** What this task involves **
Retype exactly the lines that run from the line with "What's the underlying" to the final line of the entries, keeping both ends and nothing else.

------------------------------------------------------------

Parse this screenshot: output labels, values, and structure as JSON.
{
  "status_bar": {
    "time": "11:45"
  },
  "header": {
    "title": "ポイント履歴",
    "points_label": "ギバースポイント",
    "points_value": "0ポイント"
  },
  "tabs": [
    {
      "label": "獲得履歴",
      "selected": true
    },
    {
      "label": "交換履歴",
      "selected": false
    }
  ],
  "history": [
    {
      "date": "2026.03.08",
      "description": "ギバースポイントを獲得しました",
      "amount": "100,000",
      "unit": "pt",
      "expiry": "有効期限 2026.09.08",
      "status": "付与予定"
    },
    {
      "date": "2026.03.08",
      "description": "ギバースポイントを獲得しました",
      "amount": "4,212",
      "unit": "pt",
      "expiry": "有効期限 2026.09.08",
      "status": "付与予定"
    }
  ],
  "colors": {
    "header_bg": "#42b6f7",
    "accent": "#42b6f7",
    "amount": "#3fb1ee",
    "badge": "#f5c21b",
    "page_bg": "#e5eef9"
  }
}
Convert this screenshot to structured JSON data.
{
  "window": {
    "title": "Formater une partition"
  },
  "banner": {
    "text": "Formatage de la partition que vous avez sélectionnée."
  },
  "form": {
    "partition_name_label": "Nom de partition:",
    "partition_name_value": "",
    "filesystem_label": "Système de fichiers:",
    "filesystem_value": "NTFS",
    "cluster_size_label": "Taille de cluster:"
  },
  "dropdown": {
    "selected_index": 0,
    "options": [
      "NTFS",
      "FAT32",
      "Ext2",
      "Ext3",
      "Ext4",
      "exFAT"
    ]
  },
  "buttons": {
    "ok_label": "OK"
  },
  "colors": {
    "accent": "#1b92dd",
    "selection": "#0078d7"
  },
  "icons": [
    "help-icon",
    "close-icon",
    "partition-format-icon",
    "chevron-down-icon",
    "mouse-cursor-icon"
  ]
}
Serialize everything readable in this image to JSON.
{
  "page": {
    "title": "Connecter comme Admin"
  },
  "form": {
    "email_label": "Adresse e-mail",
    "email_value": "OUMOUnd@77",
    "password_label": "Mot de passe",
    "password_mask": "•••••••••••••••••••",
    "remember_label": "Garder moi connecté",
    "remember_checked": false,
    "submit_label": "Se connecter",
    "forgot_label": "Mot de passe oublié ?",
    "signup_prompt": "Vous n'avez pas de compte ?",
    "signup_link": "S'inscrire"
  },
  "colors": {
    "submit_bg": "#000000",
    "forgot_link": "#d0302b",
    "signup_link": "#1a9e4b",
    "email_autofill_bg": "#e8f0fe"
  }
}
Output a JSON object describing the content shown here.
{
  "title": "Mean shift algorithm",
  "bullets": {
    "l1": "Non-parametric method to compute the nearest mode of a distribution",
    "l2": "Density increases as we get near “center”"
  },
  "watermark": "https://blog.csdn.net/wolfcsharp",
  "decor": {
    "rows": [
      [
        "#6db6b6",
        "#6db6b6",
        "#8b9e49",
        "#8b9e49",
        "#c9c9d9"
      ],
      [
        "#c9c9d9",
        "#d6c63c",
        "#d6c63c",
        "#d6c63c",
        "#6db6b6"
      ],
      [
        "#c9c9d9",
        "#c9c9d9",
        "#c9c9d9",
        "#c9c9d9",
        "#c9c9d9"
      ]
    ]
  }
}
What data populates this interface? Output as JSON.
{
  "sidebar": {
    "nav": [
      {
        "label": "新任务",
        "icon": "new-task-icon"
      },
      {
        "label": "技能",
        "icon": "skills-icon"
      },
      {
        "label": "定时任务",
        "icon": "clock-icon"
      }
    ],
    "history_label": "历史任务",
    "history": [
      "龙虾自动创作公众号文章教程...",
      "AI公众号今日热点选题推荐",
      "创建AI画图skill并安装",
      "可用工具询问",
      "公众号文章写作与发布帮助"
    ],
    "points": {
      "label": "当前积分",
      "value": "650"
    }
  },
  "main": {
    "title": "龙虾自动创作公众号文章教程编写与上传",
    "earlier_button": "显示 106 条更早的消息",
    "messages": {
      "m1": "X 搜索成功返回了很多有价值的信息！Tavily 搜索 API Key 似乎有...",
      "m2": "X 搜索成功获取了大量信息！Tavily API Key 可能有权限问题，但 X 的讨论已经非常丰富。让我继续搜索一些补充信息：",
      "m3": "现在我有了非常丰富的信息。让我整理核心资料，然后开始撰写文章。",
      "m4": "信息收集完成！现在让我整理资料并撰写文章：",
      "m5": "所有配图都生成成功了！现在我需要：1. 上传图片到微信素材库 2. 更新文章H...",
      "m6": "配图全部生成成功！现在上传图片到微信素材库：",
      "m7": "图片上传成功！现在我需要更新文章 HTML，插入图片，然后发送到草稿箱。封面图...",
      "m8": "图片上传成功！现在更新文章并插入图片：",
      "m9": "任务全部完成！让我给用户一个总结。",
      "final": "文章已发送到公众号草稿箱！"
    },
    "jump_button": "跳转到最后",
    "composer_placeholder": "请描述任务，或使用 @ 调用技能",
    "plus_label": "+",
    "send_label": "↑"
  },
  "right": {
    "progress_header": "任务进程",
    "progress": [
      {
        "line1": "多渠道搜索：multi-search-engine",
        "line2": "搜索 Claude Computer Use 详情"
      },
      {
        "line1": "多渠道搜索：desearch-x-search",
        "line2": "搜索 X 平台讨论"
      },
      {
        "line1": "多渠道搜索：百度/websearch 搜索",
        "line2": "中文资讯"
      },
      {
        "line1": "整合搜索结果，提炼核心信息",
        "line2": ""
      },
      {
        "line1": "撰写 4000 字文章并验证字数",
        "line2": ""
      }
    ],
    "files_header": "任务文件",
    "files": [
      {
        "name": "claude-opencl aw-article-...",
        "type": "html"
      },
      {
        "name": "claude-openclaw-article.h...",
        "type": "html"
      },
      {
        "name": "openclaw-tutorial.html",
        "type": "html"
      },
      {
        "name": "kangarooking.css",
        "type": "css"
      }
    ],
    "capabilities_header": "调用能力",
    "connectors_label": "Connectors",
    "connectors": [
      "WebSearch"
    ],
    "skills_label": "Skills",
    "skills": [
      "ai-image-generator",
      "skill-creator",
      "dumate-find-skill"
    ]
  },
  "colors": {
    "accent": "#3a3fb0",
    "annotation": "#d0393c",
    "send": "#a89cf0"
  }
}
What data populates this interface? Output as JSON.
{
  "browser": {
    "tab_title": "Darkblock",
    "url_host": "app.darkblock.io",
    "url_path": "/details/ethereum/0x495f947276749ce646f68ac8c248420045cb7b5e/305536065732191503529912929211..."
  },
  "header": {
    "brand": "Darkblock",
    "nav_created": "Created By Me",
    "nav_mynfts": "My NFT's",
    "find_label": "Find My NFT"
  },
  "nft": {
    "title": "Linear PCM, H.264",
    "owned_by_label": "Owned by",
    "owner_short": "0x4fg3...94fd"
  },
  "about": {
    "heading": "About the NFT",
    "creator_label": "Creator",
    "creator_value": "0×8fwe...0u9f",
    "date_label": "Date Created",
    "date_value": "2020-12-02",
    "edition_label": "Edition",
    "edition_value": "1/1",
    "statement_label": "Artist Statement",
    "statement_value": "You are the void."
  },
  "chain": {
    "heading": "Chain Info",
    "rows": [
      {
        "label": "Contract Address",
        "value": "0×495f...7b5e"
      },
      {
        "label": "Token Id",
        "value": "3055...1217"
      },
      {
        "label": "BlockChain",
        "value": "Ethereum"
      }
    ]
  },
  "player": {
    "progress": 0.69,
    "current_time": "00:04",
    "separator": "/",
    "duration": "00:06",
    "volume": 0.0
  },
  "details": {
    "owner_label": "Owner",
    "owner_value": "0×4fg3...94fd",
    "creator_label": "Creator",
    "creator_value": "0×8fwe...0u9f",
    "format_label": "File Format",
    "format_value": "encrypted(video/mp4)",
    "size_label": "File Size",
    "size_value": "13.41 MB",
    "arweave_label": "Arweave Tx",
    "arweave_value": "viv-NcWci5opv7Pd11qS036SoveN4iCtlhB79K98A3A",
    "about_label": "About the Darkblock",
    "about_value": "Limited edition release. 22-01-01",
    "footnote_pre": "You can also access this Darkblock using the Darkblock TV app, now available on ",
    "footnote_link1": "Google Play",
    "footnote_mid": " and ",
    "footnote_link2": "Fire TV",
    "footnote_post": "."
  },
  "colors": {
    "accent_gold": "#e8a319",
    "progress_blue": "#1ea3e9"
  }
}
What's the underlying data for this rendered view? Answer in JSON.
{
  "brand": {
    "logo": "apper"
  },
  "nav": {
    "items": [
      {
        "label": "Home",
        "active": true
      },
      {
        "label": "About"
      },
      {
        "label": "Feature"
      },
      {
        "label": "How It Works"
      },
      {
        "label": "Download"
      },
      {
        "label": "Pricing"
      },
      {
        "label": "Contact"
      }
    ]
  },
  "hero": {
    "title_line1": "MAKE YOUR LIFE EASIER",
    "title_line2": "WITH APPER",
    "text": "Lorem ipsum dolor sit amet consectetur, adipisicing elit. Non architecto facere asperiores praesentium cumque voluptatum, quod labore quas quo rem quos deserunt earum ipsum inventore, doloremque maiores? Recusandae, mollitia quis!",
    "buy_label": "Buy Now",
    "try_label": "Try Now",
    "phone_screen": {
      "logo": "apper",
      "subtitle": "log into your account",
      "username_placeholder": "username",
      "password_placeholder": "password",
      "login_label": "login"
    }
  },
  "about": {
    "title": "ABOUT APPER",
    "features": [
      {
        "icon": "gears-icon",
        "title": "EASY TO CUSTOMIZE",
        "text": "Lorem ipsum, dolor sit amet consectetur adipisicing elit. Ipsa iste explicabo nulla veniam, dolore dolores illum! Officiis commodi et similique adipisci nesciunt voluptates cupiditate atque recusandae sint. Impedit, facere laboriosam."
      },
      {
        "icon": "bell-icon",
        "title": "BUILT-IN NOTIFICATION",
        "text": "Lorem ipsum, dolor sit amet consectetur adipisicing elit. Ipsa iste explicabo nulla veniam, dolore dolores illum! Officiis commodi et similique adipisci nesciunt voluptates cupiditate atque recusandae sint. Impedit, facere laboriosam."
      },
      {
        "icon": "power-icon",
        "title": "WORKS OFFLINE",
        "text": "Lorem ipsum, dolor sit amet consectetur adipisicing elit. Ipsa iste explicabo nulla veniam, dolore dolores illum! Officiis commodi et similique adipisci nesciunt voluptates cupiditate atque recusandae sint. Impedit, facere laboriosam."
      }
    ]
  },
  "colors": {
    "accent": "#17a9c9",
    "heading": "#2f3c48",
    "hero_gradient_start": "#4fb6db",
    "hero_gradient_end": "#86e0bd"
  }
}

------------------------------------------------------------

** Solution to this exercise **
What's the underlying data for this rendered view? Answer in JSON.
{
  "brand": {
    "logo": "apper"
  },
  "nav": {
    "items": [
      {
        "label": "Home",
        "active": true
      },
      {
        "label": "About"
      },
      {
        "label": "Feature"
      },
      {
        "label": "How It Works"
      },
      {
        "label": "Download"
      },
      {
        "label": "Pricing"
      },
      {
        "label": "Contact"
      }
    ]
  },
  "hero": {
    "title_line1": "MAKE YOUR LIFE EASIER",
    "title_line2": "WITH APPER",
    "text": "Lorem ipsum dolor sit amet consectetur, adipisicing elit. Non architecto facere asperiores praesentium cumque voluptatum, quod labore quas quo rem quos deserunt earum ipsum inventore, doloremque maiores? Recusandae, mollitia quis!",
    "buy_label": "Buy Now",
    "try_label": "Try Now",
    "phone_screen": {
      "logo": "apper",
      "subtitle": "log into your account",
      "username_placeholder": "username",
      "password_placeholder": "password",
      "login_label": "login"
    }
  },
  "about": {
    "title": "ABOUT APPER",
    "features": [
      {
        "icon": "gears-icon",
        "title": "EASY TO CUSTOMIZE",
        "text": "Lorem ipsum, dolor sit amet consectetur adipisicing elit. Ipsa iste explicabo nulla veniam, dolore dolores illum! Officiis commodi et similique adipisci nesciunt voluptates cupiditate atque recusandae sint. Impedit, facere laboriosam."
      },
      {
        "icon": "bell-icon",
        "title": "BUILT-IN NOTIFICATION",
        "text": "Lorem ipsum, dolor sit amet consectetur adipisicing elit. Ipsa iste explicabo nulla veniam, dolore dolores illum! Officiis commodi et similique adipisci nesciunt voluptates cupiditate atque recusandae sint. Impedit, facere laboriosam."
      },
      {
        "icon": "power-icon",
        "title": "WORKS OFFLINE",
        "text": "Lorem ipsum, dolor sit amet consectetur adipisicing elit. Ipsa iste explicabo nulla veniam, dolore dolores illum! Officiis commodi et similique adipisci nesciunt voluptates cupiditate atque recusandae sint. Impedit, facere laboriosam."
      }
    ]
  },
  "colors": {
    "accent": "#17a9c9",
    "heading": "#2f3c48",
    "hero_gradient_start": "#4fb6db",
    "hero_gradient_end": "#86e0bd"
  }
}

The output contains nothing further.